Brack’in business

This year’s dry and balmy summer has quickly been replaced by the damp cool days and cold dark nights of Autumn. The trees have put on their final show in preparation for winter dormancy and the lush green annual scrub vegetation has given up the battle and returned to the earth.

Before we get in to the update, please check out a recent drone video of the site below. More videos and website content to come…

An overview of the 25 acre site using a drone camera.
Video quality can be changed in settings.

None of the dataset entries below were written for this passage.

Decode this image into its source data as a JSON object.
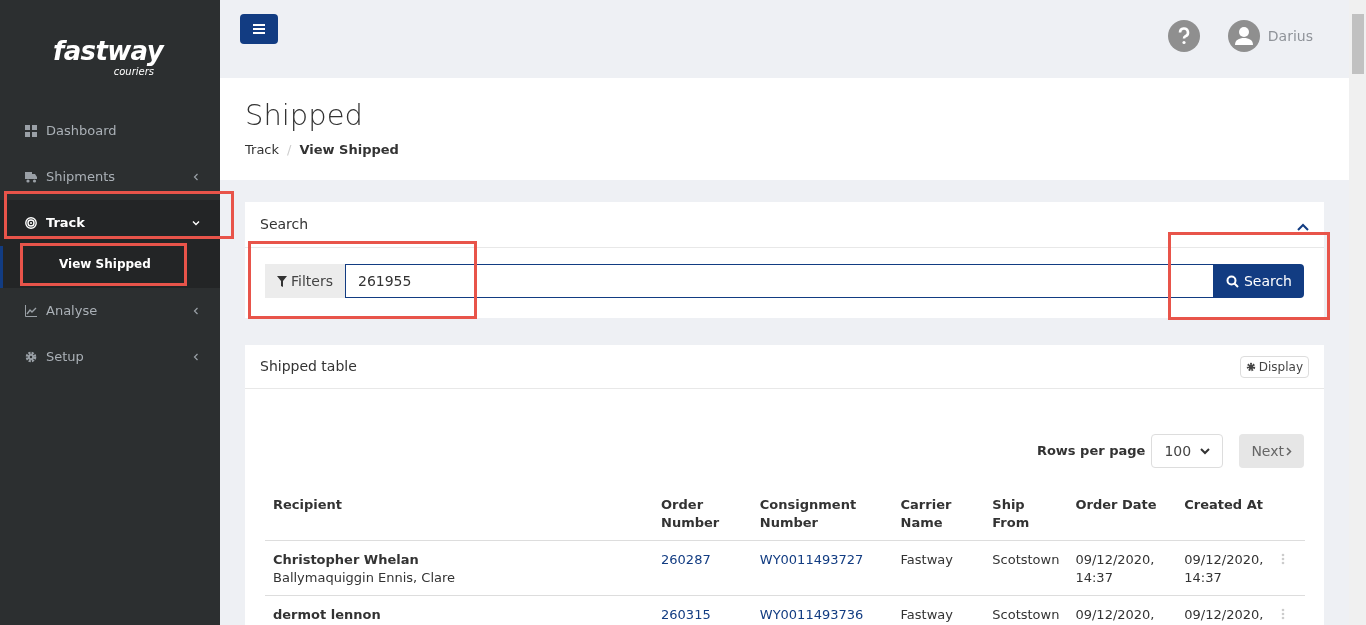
{
  "logo": {
    "name": "fastway",
    "tagline": "couriers"
  },
  "sidebar": {
    "items": [
      {
        "label": "Dashboard",
        "kind": "link",
        "selected": false
      },
      {
        "label": "Shipments",
        "kind": "menu",
        "expanded": false,
        "selected": false
      },
      {
        "label": "Track",
        "kind": "menu",
        "expanded": true,
        "selected": true,
        "children": [
          {
            "label": "View Shipped",
            "selected": true
          }
        ]
      },
      {
        "label": "Analyse",
        "kind": "menu",
        "expanded": false,
        "selected": false
      },
      {
        "label": "Setup",
        "kind": "menu",
        "expanded": false,
        "selected": false
      }
    ]
  },
  "header": {
    "user": "Darius"
  },
  "page": {
    "title": "Shipped",
    "breadcrumb_separator": "/",
    "breadcrumb": [
      {
        "label": "Track",
        "selected": false
      },
      {
        "label": "View Shipped",
        "selected": true
      }
    ]
  },
  "search": {
    "title": "Search",
    "filters_label": "Filters",
    "value": "261955",
    "button": "Search"
  },
  "table": {
    "title": "Shipped table",
    "display_button": "Display",
    "rows_per_page_label": "Rows per page",
    "rows_per_page": "100",
    "next_button": "Next",
    "columns": [
      [
        "Recipient"
      ],
      [
        "Order",
        "Number"
      ],
      [
        "Consignment",
        "Number"
      ],
      [
        "Carrier",
        "Name"
      ],
      [
        "Ship",
        "From"
      ],
      [
        "Order Date"
      ],
      [
        "Created At"
      ]
    ],
    "rows": [
      {
        "name": "Christopher Whelan",
        "address": "Ballymaquiggin Ennis, Clare",
        "order": "260287",
        "consignment": "WY0011493727",
        "carrier": "Fastway",
        "ship_from": "Scotstown",
        "order_date": [
          "09/12/2020,",
          "14:37"
        ],
        "created_at": [
          "09/12/2020,",
          "14:37"
        ]
      },
      {
        "name": "dermot lennon",
        "order": "260315",
        "consignment": "WY0011493736",
        "carrier": "Fastway",
        "ship_from": "Scotstown",
        "order_date": [
          "09/12/2020,"
        ],
        "created_at": [
          "09/12/2020,"
        ]
      }
    ]
  }
}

Following a flurry of activity in the summer months, the last couple of months have been relatively quiet at Renscault Brooghs. From late July the site was swallowed-up by dense bracken, some 2 metres tall in places! Because of this, access became quite difficult and has brought us to the understanding that 100% rewilding is probably not the best management plan for the site – if we simple let the bracken have its way then we risk losing the already strained wildflower habitats and the site will quickly (in ecological terms) turn to closed canopy woodland. Therefore, as well as actively managing the ash trees through ash dieback disease, we will also aim to manage areas of bracken, bramble and gorse to maintain suitable wildflower growing conditions. “Manage the best. Rewild the rest”.

An example of the bracken growth in late August.

As we’ve said in previous posts, the plan is to simply watch the site for a full cycle before making any great plans. Therefore, we will continue to just watch and wait, and will keep updating as and when we have something to share. Here are a couple of pictures from the last couple of months.

If you like what we are doing and want to share your ideas and opinions, please feel free to get in touch via the Contact page.